I haven’t yet talked much (only 5 times) to native speakers so I can’t compare there.
The best comparison I have is what I did with Spanish: almost identical but at about a year I immersed myself in Latin culture and talked for at least 5 hours a week. I speak pretty good Spanish with a reasonable Mexican accent.
So I have no doubt at all that this guy’s method works.
Specific commentary on his method follows:
EDIT: one thing he does that is interesting is that he “speaks to himself”. I definitely don’t do that so maybe that’s why my speaking is nowhere as good as my listening but I can say that the Universe of memory guy says that speaking words out loud helps massively. The Glossika guy’s entire method is just based on repetition of phrases out loud. And there’s also stuff like Pimsleur and Dave Thomas so maybe there’s something to it.
EDIT 2: There is one thing the guy has right but his reasoning is wrong. He is right that you need to keep a habit up (i.e. do some every day - in my case 1-2 hours). He’s wrong about it merely being to do with lack of motivation.
IMHO the lack of motivation is caused by lack of belief in success due to a very long feedback situation as well as a high threshold before you feel like you can understand anything. The difficult part is to know that it works and keep on going. In my case I had no problem “knowing” that my method would work for French because I had done something similar with Spanish (albeit I didn’t have audio for Spanish in the anki equivalent I used back in the day). The second thing I did was give myself a time limit so that my target was do it HARD for “just” six months and then quit. So both of those things over-rode my lack of belief, which again IMHO is the total killer of motivation. With Russian, however, the lack of belief crept in because I had never had success at a “hard” language. I had to come up with a proxy belief by the fact that Ikenna and Steve Kaufman’s methods both overlap with my own. At times I felt like giving up because the progress on Russian felt painfully slow. But at six months I had definitely made acceptable progress. And right now at 11 months I can’t quite say I can “speak” Russian (although I absolutely can) because my grammar is horrible. But I can definitely have a conversation and I can understand several youtubers in Russian perfectly. Although I haven’t quite achieved my target of being able to perfectly understand TV shows in netflix yet.
EDIT 3: I’m delighted to hear he shares my belief in “don’t study grammar” as I suspect this means that the Mandarin Grammar is not very complicated to master.
In Russian, however, the grammar is pretty complicated because it has cases, declensions and conjugations.

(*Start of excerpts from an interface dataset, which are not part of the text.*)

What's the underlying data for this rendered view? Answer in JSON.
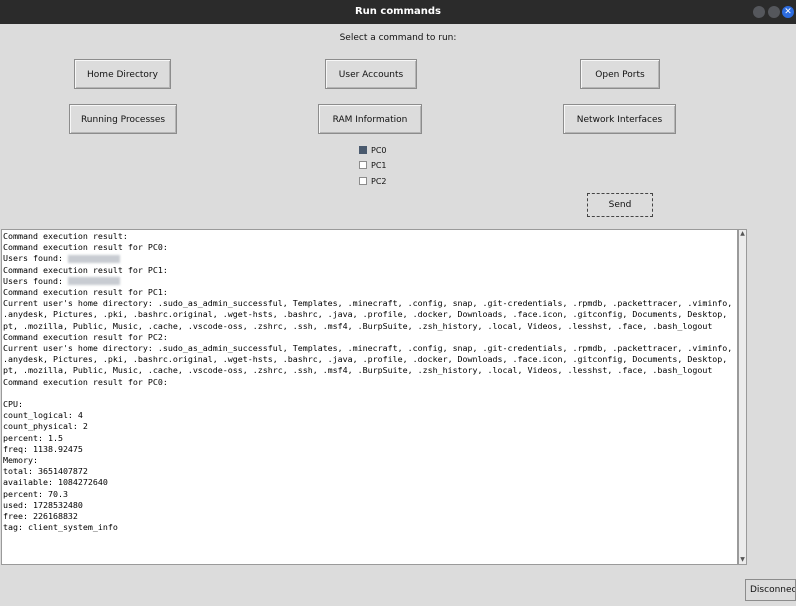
{
  "window": {
    "title": "Run commands"
  },
  "prompt": "Select a command to run:",
  "commands": [
    "Home Directory",
    "User Accounts",
    "Open Ports",
    "Running Processes",
    "RAM Information",
    "Network Interfaces"
  ],
  "targets": [
    {
      "label": "PC0",
      "checked": true
    },
    {
      "label": "PC1",
      "checked": false
    },
    {
      "label": "PC2",
      "checked": false
    }
  ],
  "send_label": "Send",
  "output_lines": [
    "Command execution result:",
    "Command execution result for PC0:",
    "Users found: [blurred]",
    "Command execution result for PC1:",
    "Users found: [blurred]",
    "Command execution result for PC1:",
    "Current user's home directory: .sudo_as_admin_successful, Templates, .minecraft, .config, snap, .git-credentials, .rpmdb, .packettracer, .viminfo, .anydesk, Pictures, .pki, .bashrc.original, .wget-hsts, .bashrc, .java, .profile, .docker, Downloads, .face.icon, .gitconfig, Documents, Desktop, pt, .mozilla, Public, Music, .cache, .vscode-oss, .zshrc, .ssh, .msf4, .BurpSuite, .zsh_history, .local, Videos, .lesshst, .face, .bash_logout",
    "Command execution result for PC2:",
    "Current user's home directory: .sudo_as_admin_successful, Templates, .minecraft, .config, snap, .git-credentials, .rpmdb, .packettracer, .viminfo, .anydesk, Pictures, .pki, .bashrc.original, .wget-hsts, .bashrc, .java, .profile, .docker, Downloads, .face.icon, .gitconfig, Documents, Desktop, pt, .mozilla, Public, Music, .cache, .vscode-oss, .zshrc, .ssh, .msf4, .BurpSuite, .zsh_history, .local, Videos, .lesshst, .face, .bash_logout",
    "Command execution result for PC0:",
    "",
    "CPU:",
    "count_logical: 4",
    "count_physical: 2",
    "percent: 1.5",
    "freq: 1138.92475",
    "Memory:",
    "total: 3651407872",
    "available: 1084272640",
    "percent: 70.3",
    "used: 1728532480",
    "free: 226168832",
    "tag: client_system_info"
  ],
  "disconnect_label": "Disconnect"
}
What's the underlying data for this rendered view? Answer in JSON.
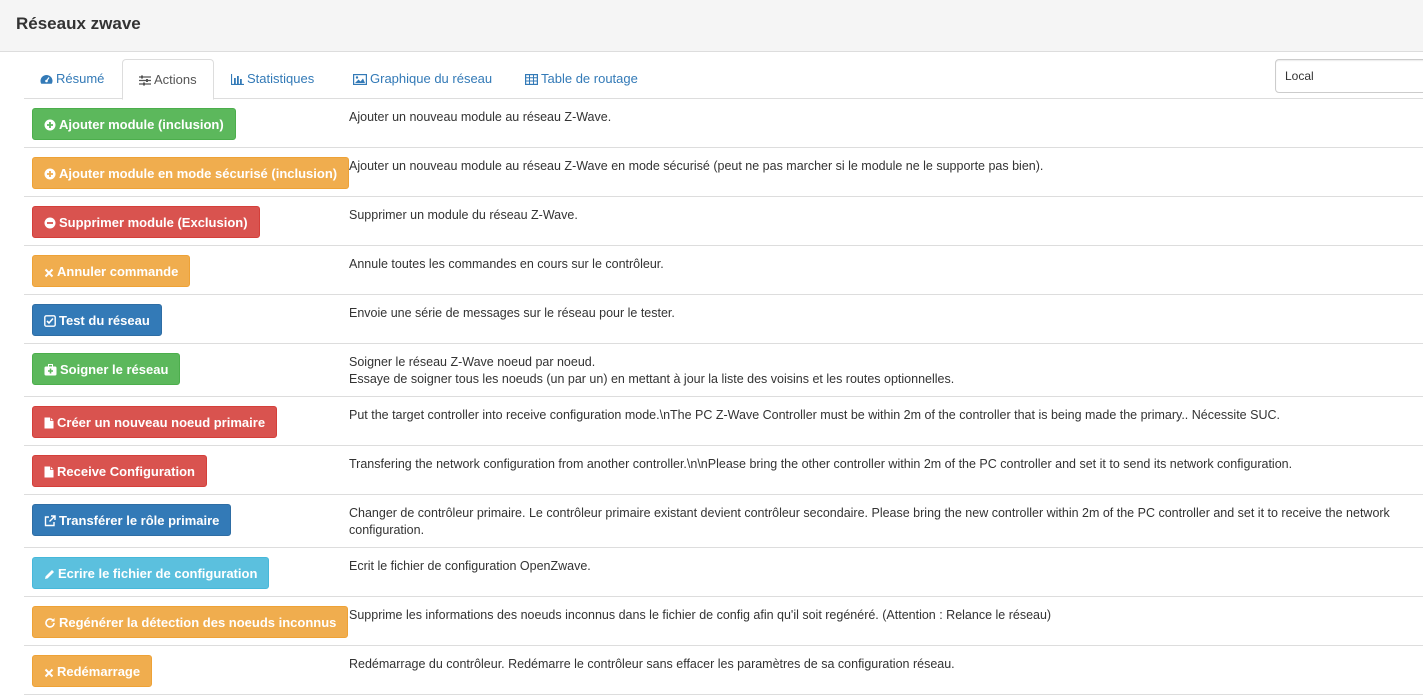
{
  "header": {
    "title": "Réseaux zwave"
  },
  "tabs": [
    {
      "label": "Résumé",
      "icon": "dashboard-icon"
    },
    {
      "label": "Actions",
      "icon": "sliders-icon",
      "active": true
    },
    {
      "label": "Statistiques",
      "icon": "bar-chart-icon"
    },
    {
      "label": "Graphique du réseau",
      "icon": "picture-icon"
    },
    {
      "label": "Table de routage",
      "icon": "table-icon"
    }
  ],
  "controller_select": {
    "value": "Local"
  },
  "actions": [
    {
      "button": "Ajouter module (inclusion)",
      "style": "success",
      "icon": "plus-circle-icon",
      "description": "Ajouter un nouveau module au réseau Z-Wave."
    },
    {
      "button": "Ajouter module en mode sécurisé (inclusion)",
      "style": "warning",
      "icon": "plus-circle-icon",
      "description": "Ajouter un nouveau module au réseau Z-Wave en mode sécurisé (peut ne pas marcher si le module ne le supporte pas bien)."
    },
    {
      "button": "Supprimer module (Exclusion)",
      "style": "danger",
      "icon": "minus-circle-icon",
      "description": "Supprimer un module du réseau Z-Wave."
    },
    {
      "button": "Annuler commande",
      "style": "warning",
      "icon": "times-icon",
      "description": "Annule toutes les commandes en cours sur le contrôleur."
    },
    {
      "button": "Test du réseau",
      "style": "primary",
      "icon": "check-square-icon",
      "description": "Envoie une série de messages sur le réseau pour le tester."
    },
    {
      "button": "Soigner le réseau",
      "style": "success",
      "icon": "medkit-icon",
      "description": "Soigner le réseau Z-Wave noeud par noeud.",
      "description2": "Essaye de soigner tous les noeuds (un par un) en mettant à jour la liste des voisins et les routes optionnelles."
    },
    {
      "button": "Créer un nouveau noeud primaire",
      "style": "danger",
      "icon": "file-icon",
      "description": "Put the target controller into receive configuration mode.\\nThe PC Z-Wave Controller must be within 2m of the controller that is being made the primary.. Nécessite SUC."
    },
    {
      "button": "Receive Configuration",
      "style": "danger",
      "icon": "file-icon",
      "description": "Transfering the network configuration from another controller.\\n\\nPlease bring the other controller within 2m of the PC controller and set it to send its network configuration."
    },
    {
      "button": "Transférer le rôle primaire",
      "style": "primary",
      "icon": "external-link-icon",
      "description": "Changer de contrôleur primaire. Le contrôleur primaire existant devient contrôleur secondaire. Please bring the new controller within 2m of the PC controller and set it to receive the network configuration."
    },
    {
      "button": "Ecrire le fichier de configuration",
      "style": "info",
      "icon": "pencil-icon",
      "description": "Ecrit le fichier de configuration OpenZwave."
    },
    {
      "button": "Regénérer la détection des noeuds inconnus",
      "style": "warning",
      "icon": "refresh-icon",
      "description": "Supprime les informations des noeuds inconnus dans le fichier de config afin qu'il soit regénéré. (Attention : Relance le réseau)"
    },
    {
      "button": "Redémarrage",
      "style": "warning",
      "icon": "times-icon",
      "description": "Redémarrage du contrôleur. Redémarre le contrôleur sans effacer les paramètres de sa configuration réseau."
    }
  ]
}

So I agree AND disagree with him. What I would say is this: don’t worry about grammar in the beginning in any language. If, however, your language is grammar heavy (e.g. Russian) you are definitely going to have to dig into it at some point but I would leave it until at least six months in. If it’s not grammar heavy then yeah, ignoring grammar you’ll pick up what grammar it does have just by listening/reading/being exposed to it.